## Your assignment
Each line of the data that includes the string "display" is to be copied out.

## Dataset rows for apps and sites
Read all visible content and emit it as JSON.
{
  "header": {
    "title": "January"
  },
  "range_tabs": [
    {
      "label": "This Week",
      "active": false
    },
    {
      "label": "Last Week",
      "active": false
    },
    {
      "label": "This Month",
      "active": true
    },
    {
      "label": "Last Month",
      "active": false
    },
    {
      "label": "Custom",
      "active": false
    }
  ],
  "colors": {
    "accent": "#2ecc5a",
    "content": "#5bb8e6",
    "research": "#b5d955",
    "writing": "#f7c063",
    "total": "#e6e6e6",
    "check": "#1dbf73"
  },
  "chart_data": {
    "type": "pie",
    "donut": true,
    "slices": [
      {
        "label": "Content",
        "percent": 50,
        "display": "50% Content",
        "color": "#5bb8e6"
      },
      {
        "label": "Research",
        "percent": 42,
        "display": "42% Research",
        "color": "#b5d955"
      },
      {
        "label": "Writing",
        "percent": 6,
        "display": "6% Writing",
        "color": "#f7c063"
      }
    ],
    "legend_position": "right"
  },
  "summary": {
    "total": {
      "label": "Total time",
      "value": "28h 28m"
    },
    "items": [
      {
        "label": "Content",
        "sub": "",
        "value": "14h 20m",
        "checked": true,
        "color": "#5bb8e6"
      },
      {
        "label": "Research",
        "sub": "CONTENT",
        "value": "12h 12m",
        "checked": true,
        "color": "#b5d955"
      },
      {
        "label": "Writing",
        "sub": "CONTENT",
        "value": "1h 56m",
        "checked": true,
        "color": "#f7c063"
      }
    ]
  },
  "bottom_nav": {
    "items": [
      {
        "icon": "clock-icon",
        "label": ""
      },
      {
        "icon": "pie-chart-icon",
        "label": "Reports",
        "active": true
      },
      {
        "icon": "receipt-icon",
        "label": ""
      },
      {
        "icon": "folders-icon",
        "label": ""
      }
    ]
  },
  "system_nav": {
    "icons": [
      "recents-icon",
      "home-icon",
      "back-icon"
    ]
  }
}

## Result for this exercise
        "display": "50% Content",
        "display": "42% Research",
        "display": "6% Writing",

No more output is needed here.